Page and application data records

-=-=-

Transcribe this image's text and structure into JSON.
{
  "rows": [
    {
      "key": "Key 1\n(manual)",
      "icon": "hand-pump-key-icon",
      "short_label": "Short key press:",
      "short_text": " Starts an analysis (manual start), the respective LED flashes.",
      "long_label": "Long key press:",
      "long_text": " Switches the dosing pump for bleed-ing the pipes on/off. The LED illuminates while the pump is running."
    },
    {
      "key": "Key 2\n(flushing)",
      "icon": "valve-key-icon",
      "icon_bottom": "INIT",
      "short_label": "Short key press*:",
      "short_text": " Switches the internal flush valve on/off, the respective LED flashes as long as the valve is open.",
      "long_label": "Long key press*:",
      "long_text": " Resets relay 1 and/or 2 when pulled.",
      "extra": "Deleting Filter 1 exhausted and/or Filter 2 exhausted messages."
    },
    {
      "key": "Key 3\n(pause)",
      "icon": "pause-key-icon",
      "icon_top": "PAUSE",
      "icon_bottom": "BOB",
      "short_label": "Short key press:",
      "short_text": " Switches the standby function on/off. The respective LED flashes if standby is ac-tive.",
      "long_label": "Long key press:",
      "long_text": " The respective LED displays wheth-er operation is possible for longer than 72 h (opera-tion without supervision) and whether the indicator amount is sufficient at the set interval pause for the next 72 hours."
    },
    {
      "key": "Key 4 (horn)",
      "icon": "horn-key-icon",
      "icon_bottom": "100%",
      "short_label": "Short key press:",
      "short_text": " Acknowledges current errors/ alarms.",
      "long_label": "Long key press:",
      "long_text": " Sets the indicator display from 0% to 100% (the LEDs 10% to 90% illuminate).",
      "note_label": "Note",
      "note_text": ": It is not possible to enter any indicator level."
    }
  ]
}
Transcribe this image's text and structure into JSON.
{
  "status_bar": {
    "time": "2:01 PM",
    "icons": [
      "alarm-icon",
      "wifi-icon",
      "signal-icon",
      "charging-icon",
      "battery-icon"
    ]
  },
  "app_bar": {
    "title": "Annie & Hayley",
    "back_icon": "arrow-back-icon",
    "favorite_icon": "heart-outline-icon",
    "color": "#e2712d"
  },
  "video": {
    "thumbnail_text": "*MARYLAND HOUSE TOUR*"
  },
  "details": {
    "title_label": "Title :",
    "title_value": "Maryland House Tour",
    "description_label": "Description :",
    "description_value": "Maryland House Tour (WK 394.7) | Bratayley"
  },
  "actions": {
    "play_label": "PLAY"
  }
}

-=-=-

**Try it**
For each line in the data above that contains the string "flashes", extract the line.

**Expected output**
      "short_text": " Starts an analysis (manual start), the respective LED flashes.",
      "short_text": " Switches the internal flush valve on/off, the respective LED flashes as long as the valve is open.",
      "short_text": " Switches the standby function on/off. The respective LED flashes if standby is ac-tive.",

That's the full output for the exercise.